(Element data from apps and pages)
Content starts

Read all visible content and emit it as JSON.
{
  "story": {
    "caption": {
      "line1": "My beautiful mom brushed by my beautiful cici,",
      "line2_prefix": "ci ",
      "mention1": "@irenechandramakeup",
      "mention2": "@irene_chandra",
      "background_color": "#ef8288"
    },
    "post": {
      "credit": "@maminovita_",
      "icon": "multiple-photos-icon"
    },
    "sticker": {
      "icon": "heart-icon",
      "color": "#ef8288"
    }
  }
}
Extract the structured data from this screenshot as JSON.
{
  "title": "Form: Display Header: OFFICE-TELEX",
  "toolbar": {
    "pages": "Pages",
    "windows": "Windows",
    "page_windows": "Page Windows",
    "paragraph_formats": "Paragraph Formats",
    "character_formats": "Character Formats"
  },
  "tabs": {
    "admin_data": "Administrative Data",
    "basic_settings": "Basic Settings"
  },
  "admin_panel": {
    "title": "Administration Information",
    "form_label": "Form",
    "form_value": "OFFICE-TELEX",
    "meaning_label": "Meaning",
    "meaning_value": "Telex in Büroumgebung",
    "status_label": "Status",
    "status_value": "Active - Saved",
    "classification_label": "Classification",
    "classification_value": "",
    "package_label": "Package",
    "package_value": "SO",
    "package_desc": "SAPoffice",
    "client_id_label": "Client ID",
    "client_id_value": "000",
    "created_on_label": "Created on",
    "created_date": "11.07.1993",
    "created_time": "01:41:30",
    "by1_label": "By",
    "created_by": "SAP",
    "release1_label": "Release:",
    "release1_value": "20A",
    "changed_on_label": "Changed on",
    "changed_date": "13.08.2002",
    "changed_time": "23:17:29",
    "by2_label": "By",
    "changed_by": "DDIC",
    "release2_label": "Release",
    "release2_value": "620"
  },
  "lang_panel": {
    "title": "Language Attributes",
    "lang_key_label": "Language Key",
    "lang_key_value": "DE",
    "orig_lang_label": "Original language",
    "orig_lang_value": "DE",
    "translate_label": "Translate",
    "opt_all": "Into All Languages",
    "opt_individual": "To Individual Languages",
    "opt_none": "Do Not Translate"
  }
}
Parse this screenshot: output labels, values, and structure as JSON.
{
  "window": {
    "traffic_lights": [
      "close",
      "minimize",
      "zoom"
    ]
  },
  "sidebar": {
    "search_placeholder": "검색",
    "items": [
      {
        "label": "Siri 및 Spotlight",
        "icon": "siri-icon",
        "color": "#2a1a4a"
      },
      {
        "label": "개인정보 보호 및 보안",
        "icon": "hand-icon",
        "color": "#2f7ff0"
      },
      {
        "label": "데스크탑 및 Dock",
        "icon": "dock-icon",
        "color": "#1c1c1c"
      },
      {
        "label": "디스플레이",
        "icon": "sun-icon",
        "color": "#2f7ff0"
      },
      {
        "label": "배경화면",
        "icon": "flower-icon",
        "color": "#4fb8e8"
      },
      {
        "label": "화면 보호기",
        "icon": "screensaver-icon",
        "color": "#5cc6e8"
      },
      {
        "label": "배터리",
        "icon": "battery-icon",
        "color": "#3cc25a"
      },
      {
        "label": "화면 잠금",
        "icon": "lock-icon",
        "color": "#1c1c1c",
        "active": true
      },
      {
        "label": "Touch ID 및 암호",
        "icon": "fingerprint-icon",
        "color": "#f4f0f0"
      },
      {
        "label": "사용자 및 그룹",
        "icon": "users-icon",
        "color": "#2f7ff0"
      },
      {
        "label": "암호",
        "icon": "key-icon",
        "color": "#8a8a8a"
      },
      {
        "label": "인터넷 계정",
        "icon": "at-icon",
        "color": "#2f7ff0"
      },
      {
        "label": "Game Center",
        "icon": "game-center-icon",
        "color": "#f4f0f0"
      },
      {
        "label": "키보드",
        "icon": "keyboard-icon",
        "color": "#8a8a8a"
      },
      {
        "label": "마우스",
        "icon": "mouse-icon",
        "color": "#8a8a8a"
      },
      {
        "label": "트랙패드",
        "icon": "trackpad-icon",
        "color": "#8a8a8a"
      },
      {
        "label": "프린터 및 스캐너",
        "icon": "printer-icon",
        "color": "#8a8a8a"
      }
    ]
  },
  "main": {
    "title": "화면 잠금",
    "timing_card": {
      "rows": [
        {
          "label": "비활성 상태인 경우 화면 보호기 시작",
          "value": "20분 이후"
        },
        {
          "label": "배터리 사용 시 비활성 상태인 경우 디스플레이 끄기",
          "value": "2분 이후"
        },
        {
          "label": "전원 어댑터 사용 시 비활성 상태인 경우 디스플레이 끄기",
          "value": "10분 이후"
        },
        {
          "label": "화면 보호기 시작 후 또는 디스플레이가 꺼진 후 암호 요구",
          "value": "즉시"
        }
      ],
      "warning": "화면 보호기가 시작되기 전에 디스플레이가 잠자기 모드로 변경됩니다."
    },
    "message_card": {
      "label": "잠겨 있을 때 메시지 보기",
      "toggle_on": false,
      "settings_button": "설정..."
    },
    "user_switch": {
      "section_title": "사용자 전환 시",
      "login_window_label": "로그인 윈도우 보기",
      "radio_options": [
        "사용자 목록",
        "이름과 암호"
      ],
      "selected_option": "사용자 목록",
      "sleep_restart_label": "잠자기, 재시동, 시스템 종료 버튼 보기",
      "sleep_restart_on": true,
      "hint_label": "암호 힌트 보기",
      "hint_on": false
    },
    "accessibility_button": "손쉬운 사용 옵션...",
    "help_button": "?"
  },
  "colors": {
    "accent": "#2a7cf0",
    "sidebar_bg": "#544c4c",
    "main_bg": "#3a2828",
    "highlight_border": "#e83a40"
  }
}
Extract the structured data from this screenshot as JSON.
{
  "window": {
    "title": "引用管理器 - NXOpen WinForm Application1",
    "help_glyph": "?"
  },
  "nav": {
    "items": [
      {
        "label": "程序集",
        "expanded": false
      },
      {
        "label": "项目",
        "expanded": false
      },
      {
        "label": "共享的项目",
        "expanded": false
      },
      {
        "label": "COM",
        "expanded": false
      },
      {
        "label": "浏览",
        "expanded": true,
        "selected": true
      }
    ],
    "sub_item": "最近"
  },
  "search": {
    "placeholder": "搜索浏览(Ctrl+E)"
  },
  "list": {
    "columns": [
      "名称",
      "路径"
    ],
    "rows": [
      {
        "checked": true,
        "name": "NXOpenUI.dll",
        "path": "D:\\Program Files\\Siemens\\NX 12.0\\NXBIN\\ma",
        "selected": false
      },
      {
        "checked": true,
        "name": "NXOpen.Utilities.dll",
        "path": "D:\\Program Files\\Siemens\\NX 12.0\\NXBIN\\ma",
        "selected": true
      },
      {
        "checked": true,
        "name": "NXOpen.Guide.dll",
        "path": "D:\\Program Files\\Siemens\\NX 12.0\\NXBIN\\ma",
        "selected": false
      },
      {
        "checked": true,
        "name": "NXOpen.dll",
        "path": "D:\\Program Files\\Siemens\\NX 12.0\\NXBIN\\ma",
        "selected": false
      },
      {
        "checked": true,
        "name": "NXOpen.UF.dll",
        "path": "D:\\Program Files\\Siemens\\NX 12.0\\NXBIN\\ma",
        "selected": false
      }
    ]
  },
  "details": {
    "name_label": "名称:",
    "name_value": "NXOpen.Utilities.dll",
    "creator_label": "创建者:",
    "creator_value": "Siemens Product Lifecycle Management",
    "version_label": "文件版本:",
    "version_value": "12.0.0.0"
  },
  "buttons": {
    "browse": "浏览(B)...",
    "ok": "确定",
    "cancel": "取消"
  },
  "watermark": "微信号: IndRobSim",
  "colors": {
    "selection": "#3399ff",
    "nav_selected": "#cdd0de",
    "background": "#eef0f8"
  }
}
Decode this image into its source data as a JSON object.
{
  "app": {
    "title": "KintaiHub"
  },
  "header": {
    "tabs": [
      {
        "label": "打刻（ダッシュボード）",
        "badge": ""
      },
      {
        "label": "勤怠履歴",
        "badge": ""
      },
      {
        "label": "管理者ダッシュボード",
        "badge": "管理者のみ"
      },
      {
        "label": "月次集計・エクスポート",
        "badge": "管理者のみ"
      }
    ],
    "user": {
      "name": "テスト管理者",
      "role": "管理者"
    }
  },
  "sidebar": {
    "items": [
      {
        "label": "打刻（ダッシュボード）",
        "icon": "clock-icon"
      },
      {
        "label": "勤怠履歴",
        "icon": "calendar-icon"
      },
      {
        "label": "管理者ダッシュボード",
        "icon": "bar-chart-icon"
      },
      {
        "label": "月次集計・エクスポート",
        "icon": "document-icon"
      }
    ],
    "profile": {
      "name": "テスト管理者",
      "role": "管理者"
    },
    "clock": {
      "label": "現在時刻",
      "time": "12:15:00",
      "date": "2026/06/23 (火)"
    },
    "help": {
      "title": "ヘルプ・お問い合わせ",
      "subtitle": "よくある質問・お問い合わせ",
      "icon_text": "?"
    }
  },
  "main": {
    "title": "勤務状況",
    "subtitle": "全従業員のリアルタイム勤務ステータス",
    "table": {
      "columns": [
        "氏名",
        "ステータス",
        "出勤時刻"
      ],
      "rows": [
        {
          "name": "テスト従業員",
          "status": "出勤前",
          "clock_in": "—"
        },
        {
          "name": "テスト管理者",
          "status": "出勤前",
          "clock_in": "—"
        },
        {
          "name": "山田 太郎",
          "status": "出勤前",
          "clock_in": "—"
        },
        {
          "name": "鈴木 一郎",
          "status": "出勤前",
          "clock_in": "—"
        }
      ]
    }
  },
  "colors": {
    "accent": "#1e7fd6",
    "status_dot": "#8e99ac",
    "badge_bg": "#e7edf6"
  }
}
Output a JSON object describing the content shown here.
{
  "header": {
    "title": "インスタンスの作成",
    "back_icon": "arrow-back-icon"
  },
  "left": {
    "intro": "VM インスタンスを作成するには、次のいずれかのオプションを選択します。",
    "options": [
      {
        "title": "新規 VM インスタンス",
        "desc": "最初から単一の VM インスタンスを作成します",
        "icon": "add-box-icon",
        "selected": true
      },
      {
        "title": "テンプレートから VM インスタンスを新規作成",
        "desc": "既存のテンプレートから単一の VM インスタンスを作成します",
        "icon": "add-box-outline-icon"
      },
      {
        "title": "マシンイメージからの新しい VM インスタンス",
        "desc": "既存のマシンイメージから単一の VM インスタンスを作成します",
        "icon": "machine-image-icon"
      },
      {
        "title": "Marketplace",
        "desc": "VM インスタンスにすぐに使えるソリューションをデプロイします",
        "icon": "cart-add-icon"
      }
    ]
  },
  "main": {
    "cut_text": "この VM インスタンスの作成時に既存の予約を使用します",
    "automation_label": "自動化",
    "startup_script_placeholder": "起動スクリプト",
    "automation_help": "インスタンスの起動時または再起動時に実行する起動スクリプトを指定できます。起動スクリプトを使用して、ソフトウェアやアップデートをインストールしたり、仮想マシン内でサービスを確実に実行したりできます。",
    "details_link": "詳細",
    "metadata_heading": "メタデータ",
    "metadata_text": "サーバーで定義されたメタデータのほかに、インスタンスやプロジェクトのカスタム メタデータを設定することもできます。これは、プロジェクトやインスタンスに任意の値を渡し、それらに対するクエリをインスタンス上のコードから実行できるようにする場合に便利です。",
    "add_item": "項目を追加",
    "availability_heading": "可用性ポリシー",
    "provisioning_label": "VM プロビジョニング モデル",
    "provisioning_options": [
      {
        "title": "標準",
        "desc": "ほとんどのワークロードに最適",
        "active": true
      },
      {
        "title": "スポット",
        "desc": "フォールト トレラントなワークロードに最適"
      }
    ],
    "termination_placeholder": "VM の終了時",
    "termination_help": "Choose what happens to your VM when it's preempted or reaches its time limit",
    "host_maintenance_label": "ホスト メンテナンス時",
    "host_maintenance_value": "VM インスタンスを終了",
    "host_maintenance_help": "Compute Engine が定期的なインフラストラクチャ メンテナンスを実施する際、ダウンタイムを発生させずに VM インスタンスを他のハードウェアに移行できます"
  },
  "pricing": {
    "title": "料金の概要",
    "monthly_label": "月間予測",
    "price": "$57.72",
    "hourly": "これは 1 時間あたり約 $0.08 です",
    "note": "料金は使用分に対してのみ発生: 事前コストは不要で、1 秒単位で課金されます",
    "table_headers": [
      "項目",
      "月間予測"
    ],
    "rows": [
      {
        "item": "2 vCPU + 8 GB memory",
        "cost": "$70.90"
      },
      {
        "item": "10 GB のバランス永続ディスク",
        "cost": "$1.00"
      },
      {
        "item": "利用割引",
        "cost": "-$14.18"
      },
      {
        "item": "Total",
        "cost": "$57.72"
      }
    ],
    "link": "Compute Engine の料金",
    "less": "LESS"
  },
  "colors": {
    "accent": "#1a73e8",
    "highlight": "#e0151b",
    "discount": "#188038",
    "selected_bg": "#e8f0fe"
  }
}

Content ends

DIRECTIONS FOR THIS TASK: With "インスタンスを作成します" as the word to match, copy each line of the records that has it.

EXERCISE OUTPUT:
        "desc": "最初から単一の VM インスタンスを作成します",
        "desc": "既存のテンプレートから単一の VM インスタンスを作成します",
        "desc": "既存のマシンイメージから単一の VM インスタンスを作成します",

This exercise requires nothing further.